Lesser Apes? What can female chimpanzees tell us about human evolution? Mellissa Emery Thompson, Associate
Professor & Co-Director, Comparative Human and Primate Physiology Center, University of New Mexico.
The great apes are powerful references for examining the evolutionary origins of human behavior. Comparisons with our closest living relatives, chimpanzees, have often focused on the behavior of males who engage in ostentatious displays, frequent aggression, and sophisticated cooperative behavior. The social lives of female chimpanzees are decidedly subtler and deviate in important ways from other primates.

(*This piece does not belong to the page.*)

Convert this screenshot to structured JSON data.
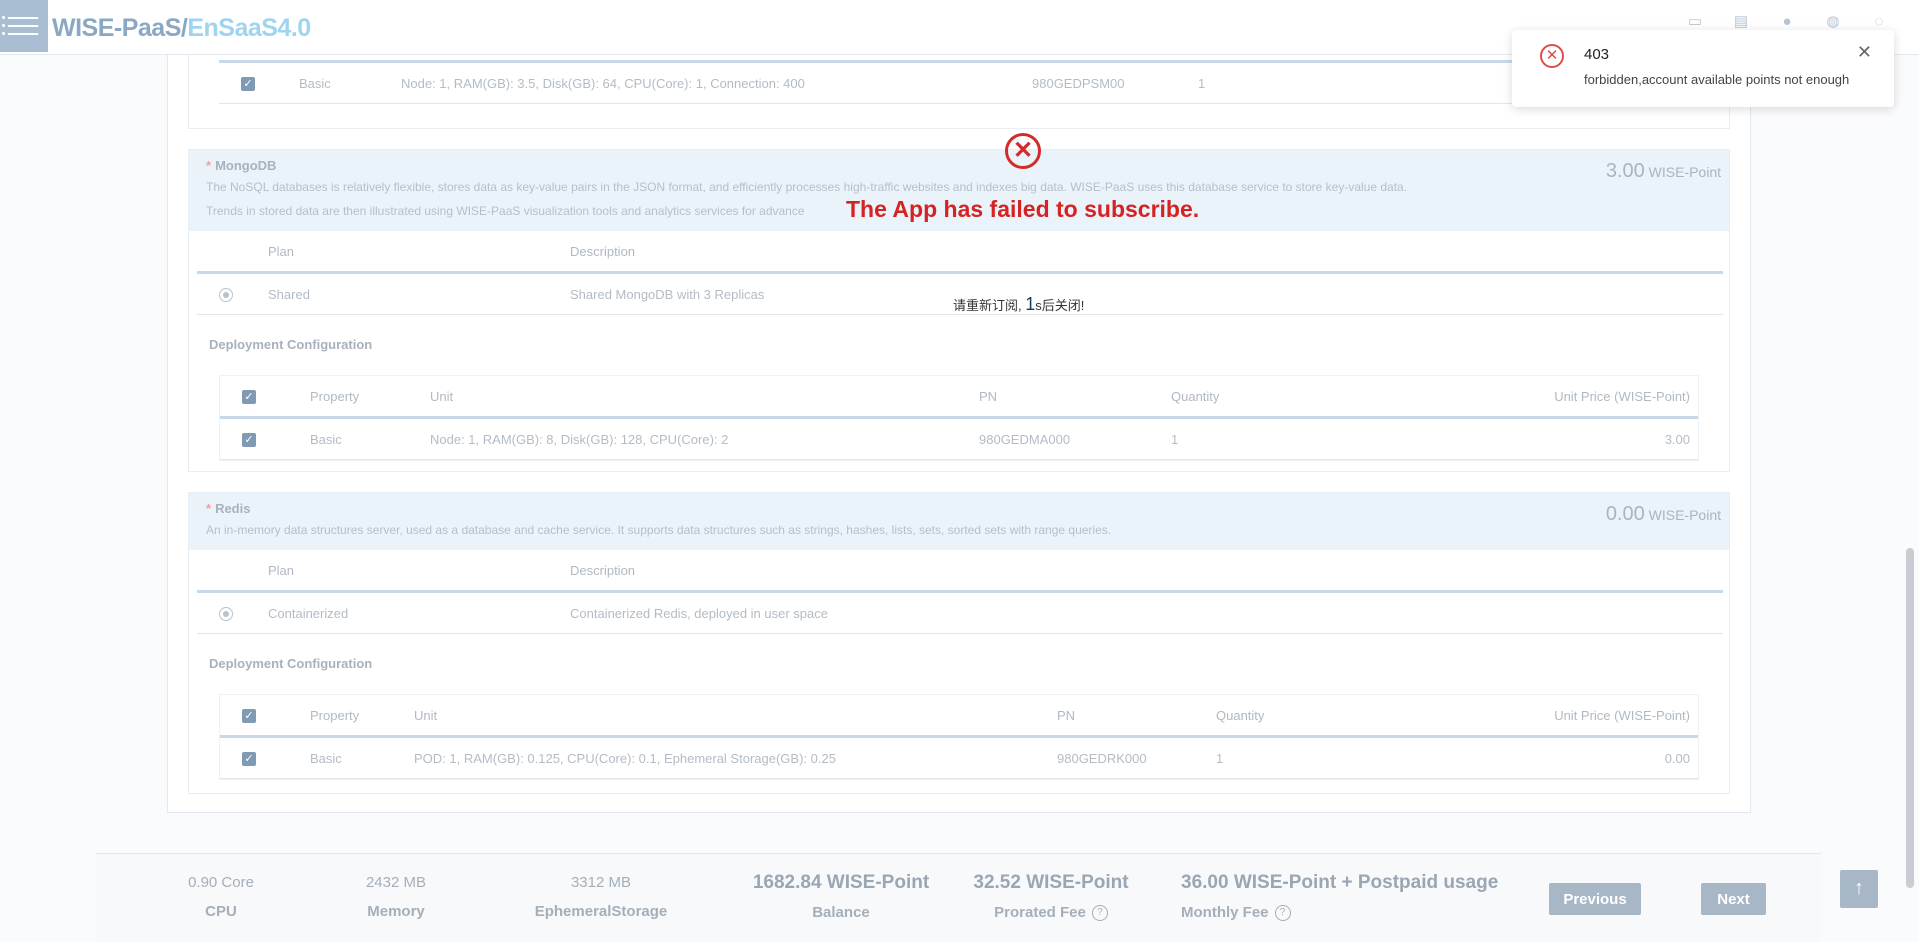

Drawing extensively on the work by UNM faculty and students affiliated with the Kibale Chimpanzee Project, I explore the behavior of female chimpanzee across the lifespan, addressing how parallels and contrasts with humans can inform our understanding of the evolution of human behavior.